By quantifying the true value of education, a whole economy can be built around it to pay students to learn, educators to create substantive courses, and stewards to help the Learning Economy grow. It was designed to provide a decentralized way for everyone adding value to global education to coordinate around the commonwealth without the friction of individual partnerships. Imagine the same for healthcare, nutrition, and our environment?



Imagine a world where we can pay refugees to learn languages as they find themselves in foreign lands, a world where we can pay those laid off by the tide of automation to retrain themselves for the new economy, a world where we can pay the next generation to prepare themselves for the unsolved problems of tomorrow.



Imagine new commonwealth economies that alleviate the global burdens of poverty, disease, hunger, inequality, ignorance, toxic water, and joblessness. Commonwealths that orbit inherent values, upheld by immutable blockchain protocols that reward anyone in the ecosystem stewarding the economy—whether that means feeding the hungry, providing aid for the global poor, delivering mosquito nets in malaria-ridden areas, or developing transformative technologies that can provide a Harvard-class education to anyone in the world willing to learn.
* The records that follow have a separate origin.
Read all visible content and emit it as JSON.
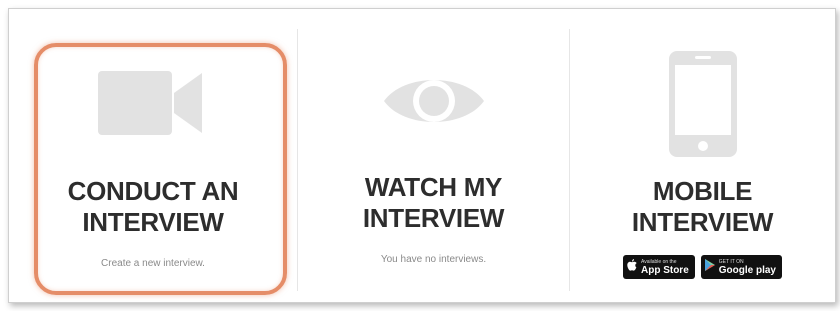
{
  "tiles": [
    {
      "icon": "video-camera-icon",
      "line1": "CONDUCT AN",
      "line2": "INTERVIEW",
      "subtitle": "Create a new interview."
    },
    {
      "icon": "eye-icon",
      "line1": "WATCH MY",
      "line2": "INTERVIEW",
      "subtitle": "You have no interviews."
    },
    {
      "icon": "smartphone-icon",
      "line1": "MOBILE",
      "line2": "INTERVIEW"
    }
  ],
  "badges": {
    "app_store": {
      "small": "Available on the",
      "big": "App Store"
    },
    "google_play": {
      "small": "GET IT ON",
      "big": "Google play"
    }
  },
  "colors": {
    "icon": "#e2e2e2",
    "title": "#2d2d2d",
    "highlight": "#e58d68"
  }
}
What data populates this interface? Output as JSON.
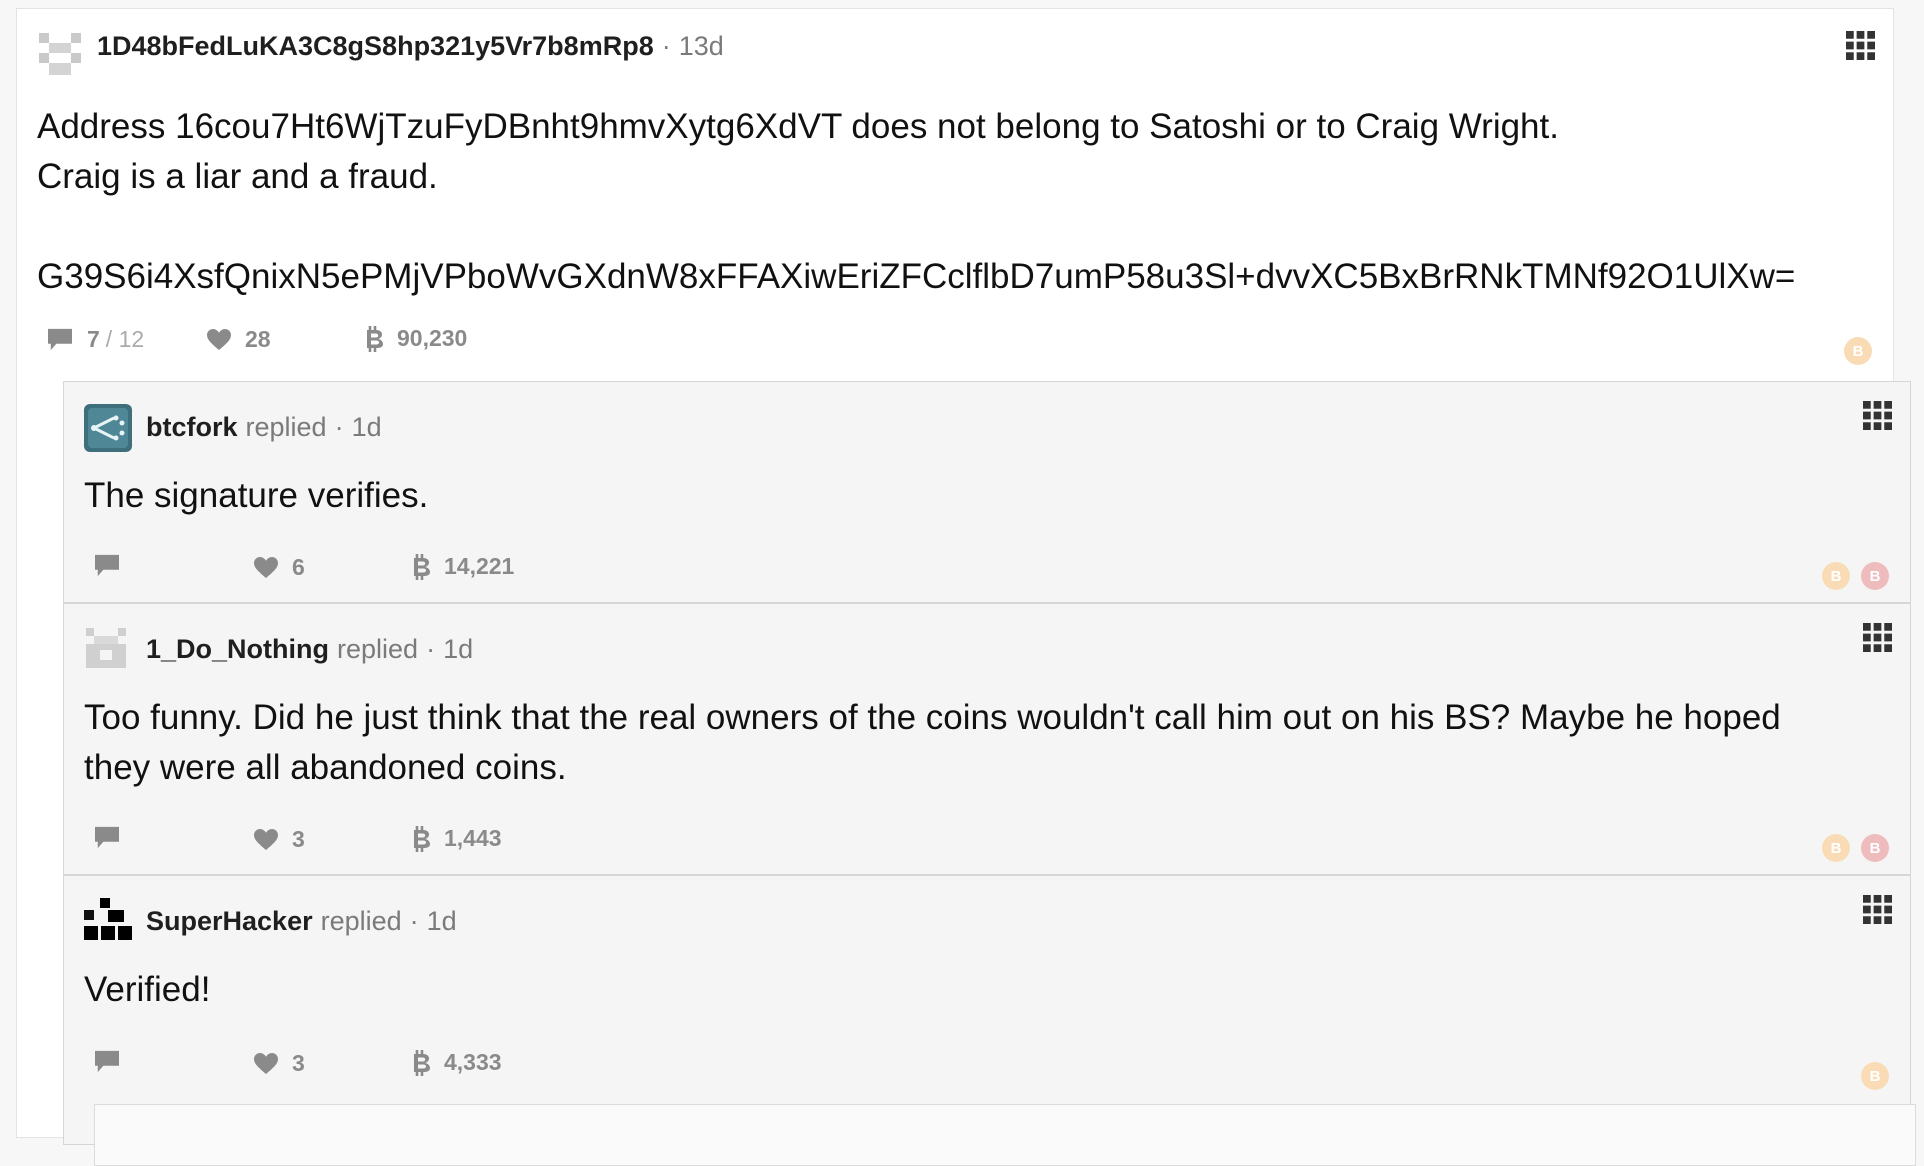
{
  "post": {
    "author": "1D48bFedLuKA3C8gS8hp321y5Vr7b8mRp8",
    "separator": "·",
    "age": "13d",
    "lines": [
      "Address 16cou7Ht6WjTzuFyDBnht9hmvXytg6XdVT does not belong to Satoshi or to Craig Wright.",
      "Craig is a liar and a fraud.",
      "G39S6i4XsfQnixN5ePMjVPboWvGXdnW8xFFAXiwEriZFCclflbD7umP58u3Sl+dvvXC5BxBrRNkTMNf92O1UlXw="
    ],
    "replies_shown": "7",
    "replies_total": "/ 12",
    "likes": "28",
    "tips": "90,230",
    "coin_glyph": "B"
  },
  "replies": [
    {
      "author": "btcfork",
      "action": "replied",
      "separator": "·",
      "age": "1d",
      "lines": [
        "The signature verifies."
      ],
      "likes": "6",
      "tips": "14,221"
    },
    {
      "author": "1_Do_Nothing",
      "action": "replied",
      "separator": "·",
      "age": "1d",
      "lines": [
        "Too funny. Did he just think that the real owners of the coins wouldn't call him out on his BS? Maybe he hoped",
        "they were all abandoned coins."
      ],
      "likes": "3",
      "tips": "1,443"
    },
    {
      "author": "SuperHacker",
      "action": "replied",
      "separator": "·",
      "age": "1d",
      "lines": [
        "Verified!"
      ],
      "likes": "3",
      "tips": "4,333"
    }
  ],
  "colors": {
    "coin_gold": "#f9dcb5",
    "coin_red": "#eebcbc",
    "icon_gray": "#8a8a8a"
  }
}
These worlds are not out of reach—we are only now opening our eyes to the horizons of blockchain, decentralized coordination, and new gold standards. Even though coordination is the last of the seventeen sustainable development goals, when solved, its tide will lift for the rest—a much-needed rocket fuel for global prosperity.

“Let us raise a standard to which the wise and the honest can repair.”  —George Washington
About
Oscar Montealegre
:
Oscar Montealaegre is Diplomatic Courier’s Latin America Correspondent and the Founder of Kensington Eagle, an investment firm that specializes in private companies and real estate in the U.S. and Colombia.
The views presented in this article are the author’s own and do not necessarily represent the views of any other organization.